• [Work task]:
The answer must be the full listing, reproduced without any change.

◇ ◇ ◇ ◇

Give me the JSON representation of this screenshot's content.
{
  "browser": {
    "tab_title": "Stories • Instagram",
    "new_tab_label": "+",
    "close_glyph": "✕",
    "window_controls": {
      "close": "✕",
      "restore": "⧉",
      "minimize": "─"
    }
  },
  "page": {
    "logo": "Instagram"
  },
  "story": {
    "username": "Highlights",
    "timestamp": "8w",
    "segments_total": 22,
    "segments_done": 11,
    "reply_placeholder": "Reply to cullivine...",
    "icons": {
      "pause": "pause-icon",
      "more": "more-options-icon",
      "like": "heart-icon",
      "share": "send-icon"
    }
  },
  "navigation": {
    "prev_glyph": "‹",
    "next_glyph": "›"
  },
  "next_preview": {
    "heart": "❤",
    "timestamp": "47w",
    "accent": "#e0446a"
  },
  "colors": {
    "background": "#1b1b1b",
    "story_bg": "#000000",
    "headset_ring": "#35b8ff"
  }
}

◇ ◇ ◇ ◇

• [Task solution]:
Give me the JSON representation of this screenshot's content.
{
  "browser": {
    "tab_title": "Stories • Instagram",
    "new_tab_label": "+",
    "close_glyph": "✕",
    "window_controls": {
      "close": "✕",
      "restore": "⧉",
      "minimize": "─"
    }
  },
  "page": {
    "logo": "Instagram"
  },
  "story": {
    "username": "Highlights",
    "timestamp": "8w",
    "segments_total": 22,
    "segments_done": 11,
    "reply_placeholder": "Reply to cullivine...",
    "icons": {
      "pause": "pause-icon",
      "more": "more-options-icon",
      "like": "heart-icon",
      "share": "send-icon"
    }
  },
  "navigation": {
    "prev_glyph": "‹",
    "next_glyph": "›"
  },
  "next_preview": {
    "heart": "❤",
    "timestamp": "47w",
    "accent": "#e0446a"
  },
  "colors": {
    "background": "#1b1b1b",
    "story_bg": "#000000",
    "headset_ring": "#35b8ff"
  }
}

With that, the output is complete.